  • to build a completely flexible presentation system (based on XSLT) above the ‘cmsopac’
  • tinkered with the ability (as unsophisticated as it is) to integrate simple related data, not held in the CMS, into OPAC results

Put another way we had built a ‘layer’ which partly de-coupled the web functionality, both on the input and output side, from the underlying ‘cmsopac’ application. This approach served us well for a time. Obviously, however, any limitations the ‘cmsopac’ application has are always present because it is still at the core of the system. In time, the limitations which really began to ‘hurt’ us were: its search functionality, search performance, and our desire to do data integration from multiple sources..

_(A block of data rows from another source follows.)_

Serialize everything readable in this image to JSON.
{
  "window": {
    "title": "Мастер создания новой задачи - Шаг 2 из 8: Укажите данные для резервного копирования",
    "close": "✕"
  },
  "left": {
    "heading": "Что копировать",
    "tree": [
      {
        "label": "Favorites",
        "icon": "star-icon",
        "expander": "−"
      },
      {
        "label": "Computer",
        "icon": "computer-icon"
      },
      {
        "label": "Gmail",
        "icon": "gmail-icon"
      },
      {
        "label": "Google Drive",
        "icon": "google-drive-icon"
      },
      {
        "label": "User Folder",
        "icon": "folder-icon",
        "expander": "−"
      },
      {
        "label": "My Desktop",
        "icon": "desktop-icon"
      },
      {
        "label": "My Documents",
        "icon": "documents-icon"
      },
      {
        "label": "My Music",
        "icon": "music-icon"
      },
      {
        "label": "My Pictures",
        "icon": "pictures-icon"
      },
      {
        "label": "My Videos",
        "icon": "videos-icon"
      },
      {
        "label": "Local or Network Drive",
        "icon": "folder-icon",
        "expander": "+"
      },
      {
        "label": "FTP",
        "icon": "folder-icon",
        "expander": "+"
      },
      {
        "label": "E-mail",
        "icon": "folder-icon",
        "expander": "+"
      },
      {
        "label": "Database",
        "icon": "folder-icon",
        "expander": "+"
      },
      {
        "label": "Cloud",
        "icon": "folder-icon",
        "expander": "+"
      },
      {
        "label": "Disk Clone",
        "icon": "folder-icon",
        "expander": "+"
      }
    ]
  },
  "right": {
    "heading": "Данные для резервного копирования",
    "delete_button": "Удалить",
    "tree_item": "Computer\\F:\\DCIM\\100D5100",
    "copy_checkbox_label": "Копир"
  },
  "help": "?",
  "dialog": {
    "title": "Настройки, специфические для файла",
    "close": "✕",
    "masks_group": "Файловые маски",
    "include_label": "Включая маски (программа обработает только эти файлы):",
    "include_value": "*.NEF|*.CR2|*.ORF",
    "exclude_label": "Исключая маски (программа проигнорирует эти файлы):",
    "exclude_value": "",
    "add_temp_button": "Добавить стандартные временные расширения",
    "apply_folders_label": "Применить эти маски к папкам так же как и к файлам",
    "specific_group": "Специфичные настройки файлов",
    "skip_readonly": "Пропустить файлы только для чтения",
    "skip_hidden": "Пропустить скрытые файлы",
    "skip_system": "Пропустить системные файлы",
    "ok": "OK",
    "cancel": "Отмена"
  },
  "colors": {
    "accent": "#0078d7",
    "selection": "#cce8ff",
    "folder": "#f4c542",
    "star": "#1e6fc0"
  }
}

If you have read this far I’m guessing you may be reciting my title by now – “it’s obvious” – and in its simplest version it is – “middleware”. “Middleware” is one solution which could complete the job – meaning it would completely de-couple our CMS’s data and functionality from our OPAC.  This is already being done in the museum sector – the most common problem being tackled by the “middleware” approach is integration of the CMS with a Digital Asset Management (DAM) system. An example of this which comes from the same JISC programme as our project is the Bodleian’s iNQUIRE system.  Knowledge Integration, a partner in Open Book, has also done work in this direction – bringing CMS and DAM data together in their CIIM system to drive the Imperial War Museum’s Collection Search.

This should come as no surprise really – “middleware”, or “fusion service” as it is called in the JISC Information Environment Architecture, has been conceptually desirable for a very long time. Obviously the Collection Trust’s Culture Grid, as an aggregator, is by definition a sophisticated “middleware” system.  Today, in medium to large museums, many components of the JISC IE Architecture are migrating ‘inside’ – a small private version of that architecture inside an organisation if you like.

“Middleware” has probably ‘come of age’ for this smaller, internal, deployment and development for a number of reasons.  Firstly the entry barrier has been lowered – sophisticated purpose built open source components requiring less development effort have matured over the past years. This makes it possible for smaller organisations to consider “middleware” solutions from the perspective of the required resources to actually deploy such a system.   Previously it was too ‘complicated’.  More importantly the need, and aspirations, to provide better user experiences and web services simply require more flexible ‘systems’ to be achievable. “Middleware” becomes an obvious component choice in this new ‘system’.

The specific problems which have brought The Fitzwilliam Museum to the need for “middleware”, and what ‘Open Book’ will begin to address are:

  • an ability to bring together collection, object catalogue and object research data
  • the ability to provide more sophisticated harvesting (OAI-PMH)
  • the ability to provide new services conforming to open linked data best practices

In part 2 we’ll explore how that “middleware” ‘fits into the picture’…